The remains match information from three detained suspects who described in great detail how they loaded the students in the back of two cargo trucks, killed them, burned and chopped up the bodies and tossed them in bags into a river, Atty. Gen. Jesus Murillo Karam said Friday.
The evidence "points to the homicide of a large number of people," he said. He stopped short of declaring the dead to be the students, however, saying the condition of the remains will make identification difficult.
Murillo Karam met earlier with the students' parents to brief them on what he called "very regrettable" findings. The remains were found along the river in Cocula, in Guerrero state, and near where the students were captured in the city of Iguala, about 120 miles south of Mexico City.
Authorities have said they believe the students were intercepted by police from Iguala and Cocula, transported to a deserted area between the two towns and handed over to a local drug gang. The remains were found in the area where that exchange would have taken place.

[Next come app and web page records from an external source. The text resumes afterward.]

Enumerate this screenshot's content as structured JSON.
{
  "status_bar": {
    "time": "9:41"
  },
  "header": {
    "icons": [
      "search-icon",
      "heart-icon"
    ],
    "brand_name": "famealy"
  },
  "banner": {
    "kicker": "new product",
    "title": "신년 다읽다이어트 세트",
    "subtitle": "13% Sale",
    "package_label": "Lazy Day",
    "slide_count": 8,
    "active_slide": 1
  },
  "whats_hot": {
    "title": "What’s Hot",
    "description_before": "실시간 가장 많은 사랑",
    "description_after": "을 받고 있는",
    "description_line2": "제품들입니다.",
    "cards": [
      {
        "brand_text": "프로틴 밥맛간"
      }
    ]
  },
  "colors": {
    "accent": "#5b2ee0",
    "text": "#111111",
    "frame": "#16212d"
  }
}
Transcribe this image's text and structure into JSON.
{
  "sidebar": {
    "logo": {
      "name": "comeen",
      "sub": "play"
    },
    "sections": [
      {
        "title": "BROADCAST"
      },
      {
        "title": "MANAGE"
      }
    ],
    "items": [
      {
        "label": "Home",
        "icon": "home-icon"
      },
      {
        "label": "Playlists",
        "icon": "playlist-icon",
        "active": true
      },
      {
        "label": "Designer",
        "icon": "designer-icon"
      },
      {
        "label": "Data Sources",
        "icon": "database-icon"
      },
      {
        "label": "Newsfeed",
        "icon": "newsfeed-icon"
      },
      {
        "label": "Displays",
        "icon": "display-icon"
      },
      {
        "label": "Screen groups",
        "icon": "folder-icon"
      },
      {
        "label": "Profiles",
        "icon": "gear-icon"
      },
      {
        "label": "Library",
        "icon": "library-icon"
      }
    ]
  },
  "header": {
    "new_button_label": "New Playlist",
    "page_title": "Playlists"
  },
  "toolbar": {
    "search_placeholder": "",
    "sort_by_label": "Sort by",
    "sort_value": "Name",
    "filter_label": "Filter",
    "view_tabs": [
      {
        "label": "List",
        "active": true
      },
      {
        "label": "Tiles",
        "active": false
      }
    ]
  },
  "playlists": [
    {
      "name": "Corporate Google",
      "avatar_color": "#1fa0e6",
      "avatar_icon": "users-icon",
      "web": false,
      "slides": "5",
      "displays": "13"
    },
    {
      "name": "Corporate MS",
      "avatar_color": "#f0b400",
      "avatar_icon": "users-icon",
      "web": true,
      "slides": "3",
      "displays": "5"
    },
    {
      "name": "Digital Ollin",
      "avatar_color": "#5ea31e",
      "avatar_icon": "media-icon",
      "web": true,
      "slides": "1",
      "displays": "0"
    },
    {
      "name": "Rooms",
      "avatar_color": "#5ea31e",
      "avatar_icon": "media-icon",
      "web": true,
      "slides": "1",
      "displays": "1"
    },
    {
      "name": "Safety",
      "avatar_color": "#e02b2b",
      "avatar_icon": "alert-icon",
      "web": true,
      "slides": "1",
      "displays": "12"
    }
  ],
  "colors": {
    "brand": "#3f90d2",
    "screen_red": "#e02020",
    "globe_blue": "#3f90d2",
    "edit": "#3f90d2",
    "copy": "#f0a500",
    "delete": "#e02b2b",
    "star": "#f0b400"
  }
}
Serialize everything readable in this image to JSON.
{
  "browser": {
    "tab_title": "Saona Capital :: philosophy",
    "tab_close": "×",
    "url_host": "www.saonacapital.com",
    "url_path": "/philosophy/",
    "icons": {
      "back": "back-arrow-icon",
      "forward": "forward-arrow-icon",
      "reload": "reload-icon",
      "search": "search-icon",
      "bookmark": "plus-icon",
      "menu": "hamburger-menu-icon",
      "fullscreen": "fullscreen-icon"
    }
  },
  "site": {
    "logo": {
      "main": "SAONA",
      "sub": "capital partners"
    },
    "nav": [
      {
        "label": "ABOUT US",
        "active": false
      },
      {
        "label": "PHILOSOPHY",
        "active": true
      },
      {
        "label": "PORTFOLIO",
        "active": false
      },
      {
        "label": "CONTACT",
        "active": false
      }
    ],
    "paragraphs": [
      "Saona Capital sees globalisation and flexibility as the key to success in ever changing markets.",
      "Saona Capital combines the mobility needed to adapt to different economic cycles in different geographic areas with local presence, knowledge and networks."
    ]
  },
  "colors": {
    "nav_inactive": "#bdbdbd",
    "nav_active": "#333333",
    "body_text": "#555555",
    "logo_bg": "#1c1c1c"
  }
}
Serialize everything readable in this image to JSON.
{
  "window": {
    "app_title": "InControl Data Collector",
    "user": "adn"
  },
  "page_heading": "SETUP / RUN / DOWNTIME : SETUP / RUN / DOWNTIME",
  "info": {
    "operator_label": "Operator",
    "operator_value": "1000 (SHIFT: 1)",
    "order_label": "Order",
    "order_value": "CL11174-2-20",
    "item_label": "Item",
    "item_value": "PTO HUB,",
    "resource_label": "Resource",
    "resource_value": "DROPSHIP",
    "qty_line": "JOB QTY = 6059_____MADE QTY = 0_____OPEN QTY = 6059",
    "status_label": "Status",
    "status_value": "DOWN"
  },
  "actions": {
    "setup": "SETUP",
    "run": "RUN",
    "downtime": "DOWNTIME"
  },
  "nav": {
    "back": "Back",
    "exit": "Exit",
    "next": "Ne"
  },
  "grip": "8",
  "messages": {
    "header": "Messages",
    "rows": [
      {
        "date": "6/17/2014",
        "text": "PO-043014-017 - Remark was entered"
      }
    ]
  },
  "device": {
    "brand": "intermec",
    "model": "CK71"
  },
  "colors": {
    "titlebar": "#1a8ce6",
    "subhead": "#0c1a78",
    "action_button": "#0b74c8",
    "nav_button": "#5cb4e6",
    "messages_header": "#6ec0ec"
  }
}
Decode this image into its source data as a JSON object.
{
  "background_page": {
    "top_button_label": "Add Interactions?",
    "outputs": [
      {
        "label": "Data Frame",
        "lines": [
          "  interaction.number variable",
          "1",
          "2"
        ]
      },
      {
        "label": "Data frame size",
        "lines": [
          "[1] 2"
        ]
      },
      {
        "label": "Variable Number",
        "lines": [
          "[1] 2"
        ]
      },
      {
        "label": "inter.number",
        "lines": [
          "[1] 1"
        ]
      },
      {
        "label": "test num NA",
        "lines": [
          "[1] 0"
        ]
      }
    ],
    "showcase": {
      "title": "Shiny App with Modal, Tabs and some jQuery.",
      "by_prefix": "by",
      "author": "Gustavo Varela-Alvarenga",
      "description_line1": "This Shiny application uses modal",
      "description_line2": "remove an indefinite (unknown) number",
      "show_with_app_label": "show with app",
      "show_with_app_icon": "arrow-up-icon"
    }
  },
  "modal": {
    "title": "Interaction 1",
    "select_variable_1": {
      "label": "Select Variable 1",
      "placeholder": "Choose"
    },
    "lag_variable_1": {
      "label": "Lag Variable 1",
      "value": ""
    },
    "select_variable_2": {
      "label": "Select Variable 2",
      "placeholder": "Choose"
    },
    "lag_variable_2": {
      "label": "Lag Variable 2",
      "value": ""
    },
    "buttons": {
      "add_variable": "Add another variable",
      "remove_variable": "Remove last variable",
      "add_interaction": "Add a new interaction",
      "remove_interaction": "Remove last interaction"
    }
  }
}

Murillo Karam has said the order to intercept the students came from Jose Luis Abarca, then the mayor of Iguala, who feared they would disrupt a party his wife was presiding over. Abarca and his wife, Maria de los Angeles Pineda, were fugitives until their arrest this week. More than 70 people, many of them police, have been arrested so far.
Murillo Karam's presentation offered the most clear-cut description to date of what probably happened to the students, freshmen from a rural teachers college for the poor.
Still, the attorney general met with hostile questions from journalists who evinced skepticism over why it took so long to find the remains. Parents, too, in recent weeks have resisted believing the government versions of what happened, questioning whether it wouldn't take a large group to overpower 43 students.
"For us, as long as there is no proof, our sons are alive," one father, Felipe de la Cruz, said at a news conference held by the parents at the rural college in the town of Ayotzinapa, following Murillo Karam's presentation.
However the case is resolved, it has already exposed the deep penetration of criminal gangs in local police agencies and political leadership in Guerrero state and beyond.
Murillo Karam showed video confessions from three suspects who reenacted how they transported the students -- some died from suffocation piled in the back of a truck, one suspect said -- killed them and disposed of the bodies.
The fire to burn the bodies lasted from midnight of Sept. 26, just hours after the students were kidnapped, until midafternoon the next day, one of the suspects said. The bodies were piled with branches, tires and trash and gasoline and diesel were then poured on and ignited.
Teeth found among the remains were so badly burned that they practically "turned to powder" when touched, Murillo Karam said.
"What I can tell you with certainty [is that] there was a homicide of many people," he said at the much-anticipated, hourlong news conference. "The statements of [the suspects], the work of the experts, what they found in each one of the tombs, the certainty of where the garbage bags were … I have no doubt that there was a mass homicide."
Now, he added, "I have to do everything in my power to identify [the remains] to know if these were the students."